### [Data for the task]
=====
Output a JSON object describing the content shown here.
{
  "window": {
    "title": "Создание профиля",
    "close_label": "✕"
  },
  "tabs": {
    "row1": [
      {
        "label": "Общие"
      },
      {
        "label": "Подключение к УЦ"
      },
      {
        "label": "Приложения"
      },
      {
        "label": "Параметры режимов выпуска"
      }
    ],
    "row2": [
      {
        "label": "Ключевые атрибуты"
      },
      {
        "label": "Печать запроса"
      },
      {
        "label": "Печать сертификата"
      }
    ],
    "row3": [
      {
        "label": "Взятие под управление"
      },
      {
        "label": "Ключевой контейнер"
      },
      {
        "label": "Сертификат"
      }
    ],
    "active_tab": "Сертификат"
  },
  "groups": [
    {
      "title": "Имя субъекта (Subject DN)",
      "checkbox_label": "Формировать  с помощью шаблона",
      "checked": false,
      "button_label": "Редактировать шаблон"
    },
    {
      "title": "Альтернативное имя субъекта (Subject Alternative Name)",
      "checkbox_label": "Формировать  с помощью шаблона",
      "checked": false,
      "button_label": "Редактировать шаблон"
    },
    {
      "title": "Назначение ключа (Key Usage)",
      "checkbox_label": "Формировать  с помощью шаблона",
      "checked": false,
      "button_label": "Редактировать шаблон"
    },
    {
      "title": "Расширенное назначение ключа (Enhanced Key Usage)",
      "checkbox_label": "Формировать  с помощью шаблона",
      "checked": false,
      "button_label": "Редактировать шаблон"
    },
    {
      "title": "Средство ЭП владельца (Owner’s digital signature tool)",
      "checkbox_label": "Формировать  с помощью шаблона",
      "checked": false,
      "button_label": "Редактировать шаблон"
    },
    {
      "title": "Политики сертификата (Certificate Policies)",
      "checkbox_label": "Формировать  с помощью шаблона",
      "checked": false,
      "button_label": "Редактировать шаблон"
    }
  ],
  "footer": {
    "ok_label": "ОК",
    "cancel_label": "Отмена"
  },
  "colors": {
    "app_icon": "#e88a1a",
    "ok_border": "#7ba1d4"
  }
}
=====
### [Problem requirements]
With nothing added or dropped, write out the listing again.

### [Solution for this problem]
Output a JSON object describing the content shown here.
{
  "window": {
    "title": "Создание профиля",
    "close_label": "✕"
  },
  "tabs": {
    "row1": [
      {
        "label": "Общие"
      },
      {
        "label": "Подключение к УЦ"
      },
      {
        "label": "Приложения"
      },
      {
        "label": "Параметры режимов выпуска"
      }
    ],
    "row2": [
      {
        "label": "Ключевые атрибуты"
      },
      {
        "label": "Печать запроса"
      },
      {
        "label": "Печать сертификата"
      }
    ],
    "row3": [
      {
        "label": "Взятие под управление"
      },
      {
        "label": "Ключевой контейнер"
      },
      {
        "label": "Сертификат"
      }
    ],
    "active_tab": "Сертификат"
  },
  "groups": [
    {
      "title": "Имя субъекта (Subject DN)",
      "checkbox_label": "Формировать  с помощью шаблона",
      "checked": false,
      "button_label": "Редактировать шаблон"
    },
    {
      "title": "Альтернативное имя субъекта (Subject Alternative Name)",
      "checkbox_label": "Формировать  с помощью шаблона",
      "checked": false,
      "button_label": "Редактировать шаблон"
    },
    {
      "title": "Назначение ключа (Key Usage)",
      "checkbox_label": "Формировать  с помощью шаблона",
      "checked": false,
      "button_label": "Редактировать шаблон"
    },
    {
      "title": "Расширенное назначение ключа (Enhanced Key Usage)",
      "checkbox_label": "Формировать  с помощью шаблона",
      "checked": false,
      "button_label": "Редактировать шаблон"
    },
    {
      "title": "Средство ЭП владельца (Owner’s digital signature tool)",
      "checkbox_label": "Формировать  с помощью шаблона",
      "checked": false,
      "button_label": "Редактировать шаблон"
    },
    {
      "title": "Политики сертификата (Certificate Policies)",
      "checkbox_label": "Формировать  с помощью шаблона",
      "checked": false,
      "button_label": "Редактировать шаблон"
    }
  ],
  "footer": {
    "ok_label": "ОК",
    "cancel_label": "Отмена"
  },
  "colors": {
    "app_icon": "#e88a1a",
    "ok_border": "#7ba1d4"
  }
}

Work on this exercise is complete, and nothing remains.